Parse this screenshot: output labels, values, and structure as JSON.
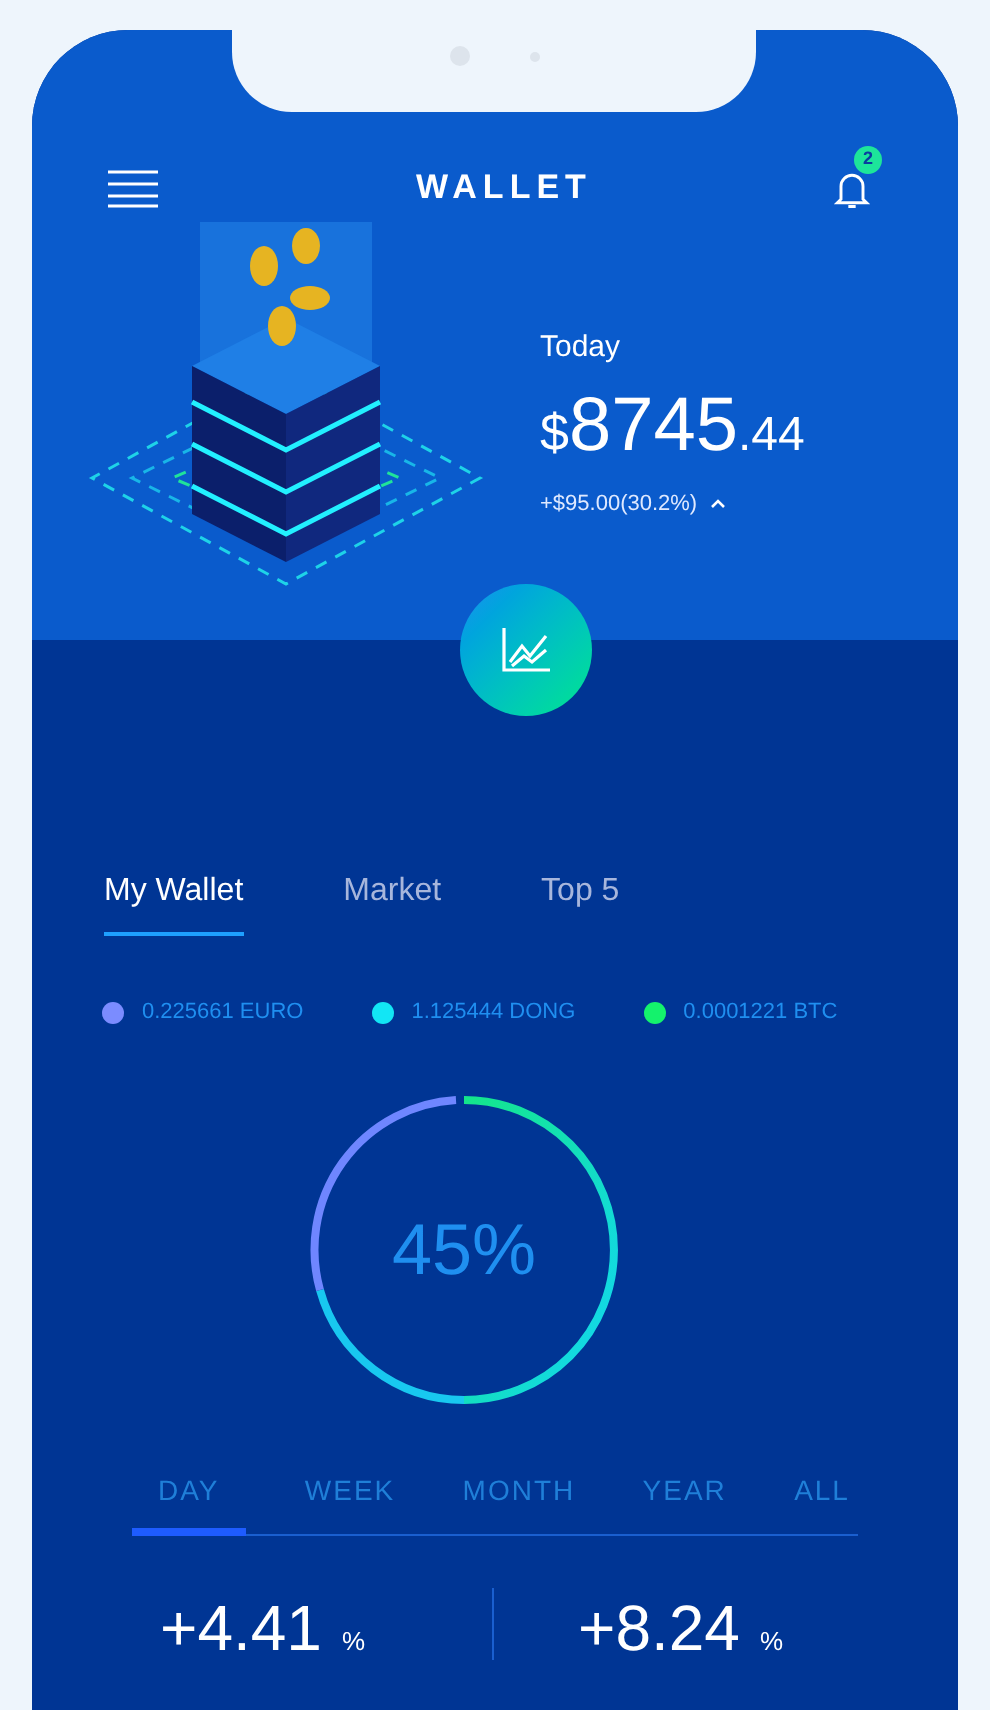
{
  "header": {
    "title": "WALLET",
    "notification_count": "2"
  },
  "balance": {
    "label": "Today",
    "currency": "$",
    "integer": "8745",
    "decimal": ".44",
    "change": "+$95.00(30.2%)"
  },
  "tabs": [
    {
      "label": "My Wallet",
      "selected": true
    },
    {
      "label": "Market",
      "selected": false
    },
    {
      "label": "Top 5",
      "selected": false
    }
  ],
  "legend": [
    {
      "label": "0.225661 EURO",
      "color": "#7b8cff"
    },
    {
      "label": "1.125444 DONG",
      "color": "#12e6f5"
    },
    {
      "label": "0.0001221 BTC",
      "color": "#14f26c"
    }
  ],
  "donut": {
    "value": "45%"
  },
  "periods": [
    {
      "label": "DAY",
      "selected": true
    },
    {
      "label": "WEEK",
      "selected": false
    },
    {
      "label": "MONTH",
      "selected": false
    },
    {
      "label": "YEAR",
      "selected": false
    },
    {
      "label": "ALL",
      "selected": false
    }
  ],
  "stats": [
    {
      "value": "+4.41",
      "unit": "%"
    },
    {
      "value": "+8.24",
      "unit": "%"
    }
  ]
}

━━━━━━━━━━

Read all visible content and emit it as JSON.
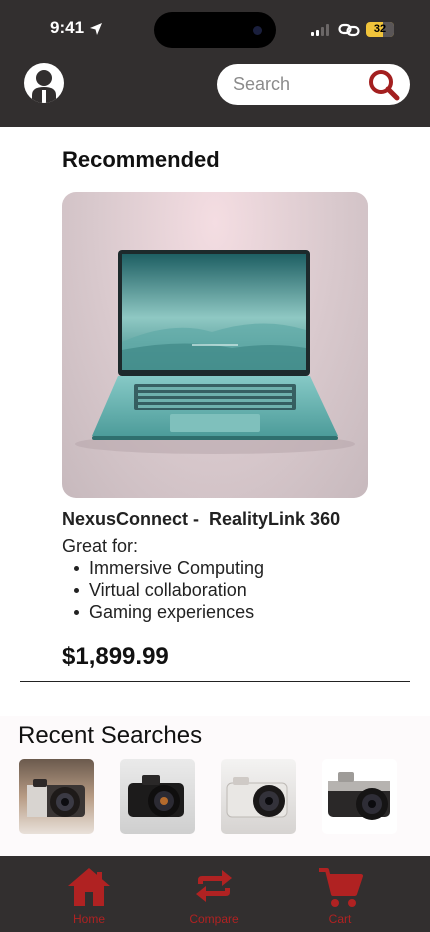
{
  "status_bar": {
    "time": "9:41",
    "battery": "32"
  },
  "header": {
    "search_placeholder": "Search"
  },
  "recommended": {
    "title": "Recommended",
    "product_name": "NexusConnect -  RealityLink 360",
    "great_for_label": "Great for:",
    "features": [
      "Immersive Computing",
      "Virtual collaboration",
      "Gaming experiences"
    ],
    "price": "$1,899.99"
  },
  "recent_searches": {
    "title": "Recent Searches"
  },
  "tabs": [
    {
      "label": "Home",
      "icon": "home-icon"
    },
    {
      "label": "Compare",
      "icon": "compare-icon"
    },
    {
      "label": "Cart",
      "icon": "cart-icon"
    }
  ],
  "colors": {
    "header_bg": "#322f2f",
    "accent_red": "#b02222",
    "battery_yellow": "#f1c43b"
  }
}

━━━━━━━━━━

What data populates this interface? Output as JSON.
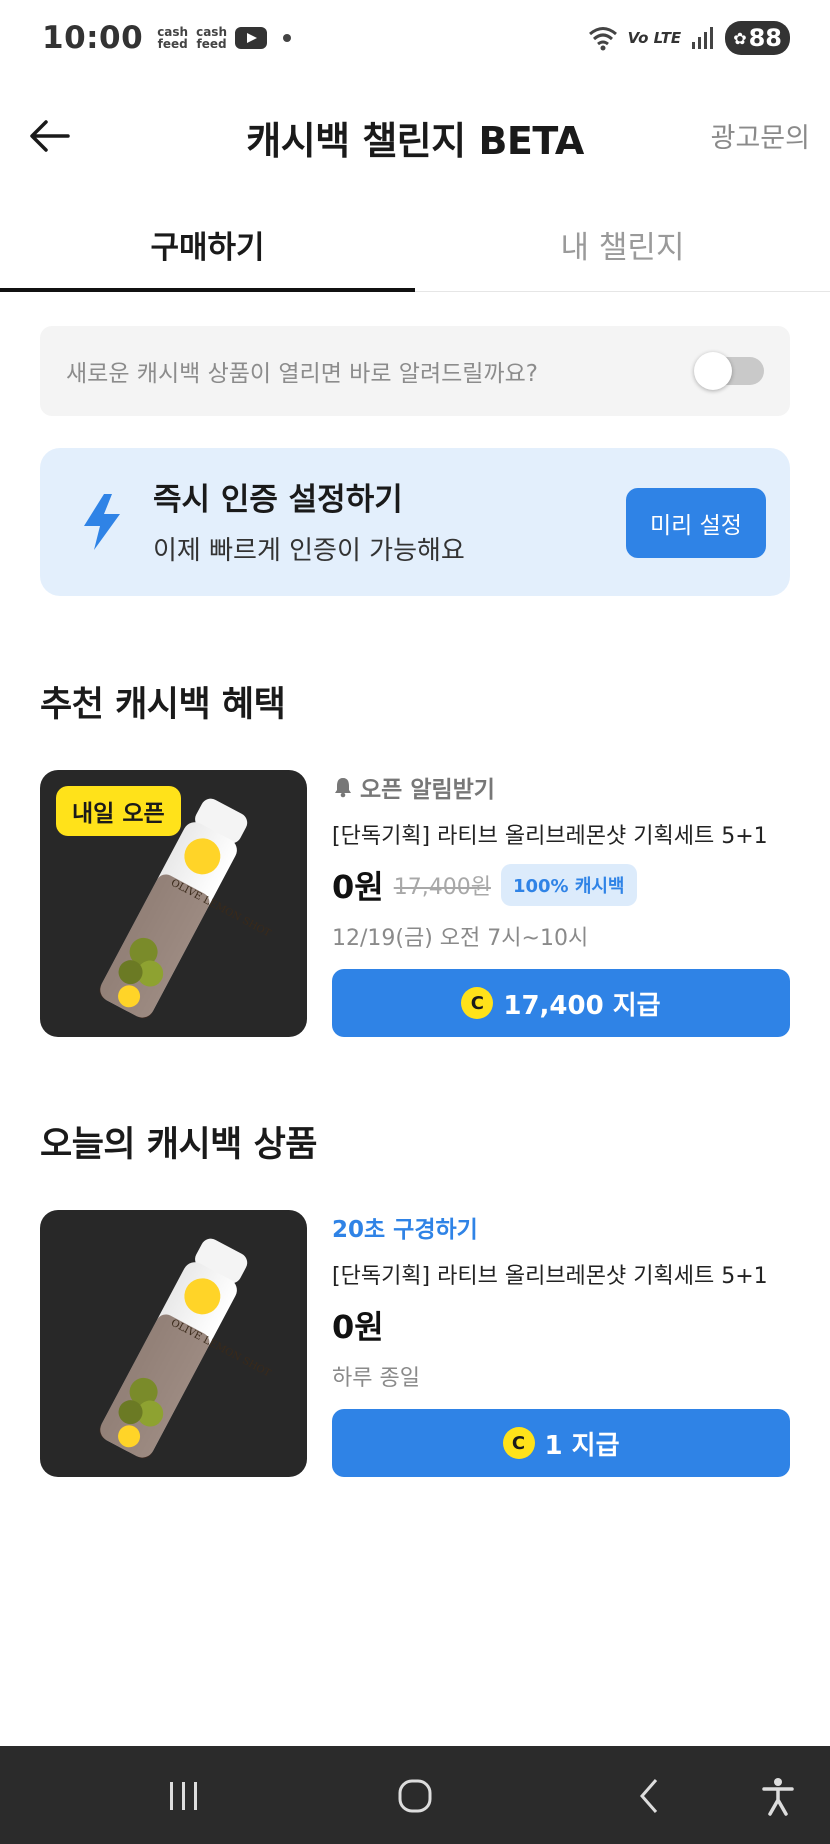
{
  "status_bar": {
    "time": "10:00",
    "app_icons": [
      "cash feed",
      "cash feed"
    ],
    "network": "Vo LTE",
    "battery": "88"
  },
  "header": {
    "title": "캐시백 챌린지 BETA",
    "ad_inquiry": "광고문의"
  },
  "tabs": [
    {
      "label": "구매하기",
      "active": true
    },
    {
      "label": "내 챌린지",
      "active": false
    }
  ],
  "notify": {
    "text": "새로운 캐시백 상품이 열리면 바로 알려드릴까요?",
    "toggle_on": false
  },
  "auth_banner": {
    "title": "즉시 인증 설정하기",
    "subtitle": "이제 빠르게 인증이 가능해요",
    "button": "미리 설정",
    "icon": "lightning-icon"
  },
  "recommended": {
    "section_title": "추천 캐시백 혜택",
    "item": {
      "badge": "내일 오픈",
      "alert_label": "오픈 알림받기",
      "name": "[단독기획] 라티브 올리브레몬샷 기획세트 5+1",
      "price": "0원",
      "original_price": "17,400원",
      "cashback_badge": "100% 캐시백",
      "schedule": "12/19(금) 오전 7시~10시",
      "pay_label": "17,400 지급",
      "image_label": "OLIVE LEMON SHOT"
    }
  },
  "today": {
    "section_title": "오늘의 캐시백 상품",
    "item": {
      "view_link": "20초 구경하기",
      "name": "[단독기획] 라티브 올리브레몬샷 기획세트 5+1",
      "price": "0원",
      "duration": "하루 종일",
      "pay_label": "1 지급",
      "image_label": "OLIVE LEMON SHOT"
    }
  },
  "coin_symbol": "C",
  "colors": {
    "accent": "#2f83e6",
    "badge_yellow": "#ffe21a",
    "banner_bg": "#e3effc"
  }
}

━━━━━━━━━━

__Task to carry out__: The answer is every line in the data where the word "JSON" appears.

__Result__:
Parse this screenshot: output labels, values, and structure as JSON.
Read all visible content and emit it as JSON.
What data populates this interface? Output as JSON.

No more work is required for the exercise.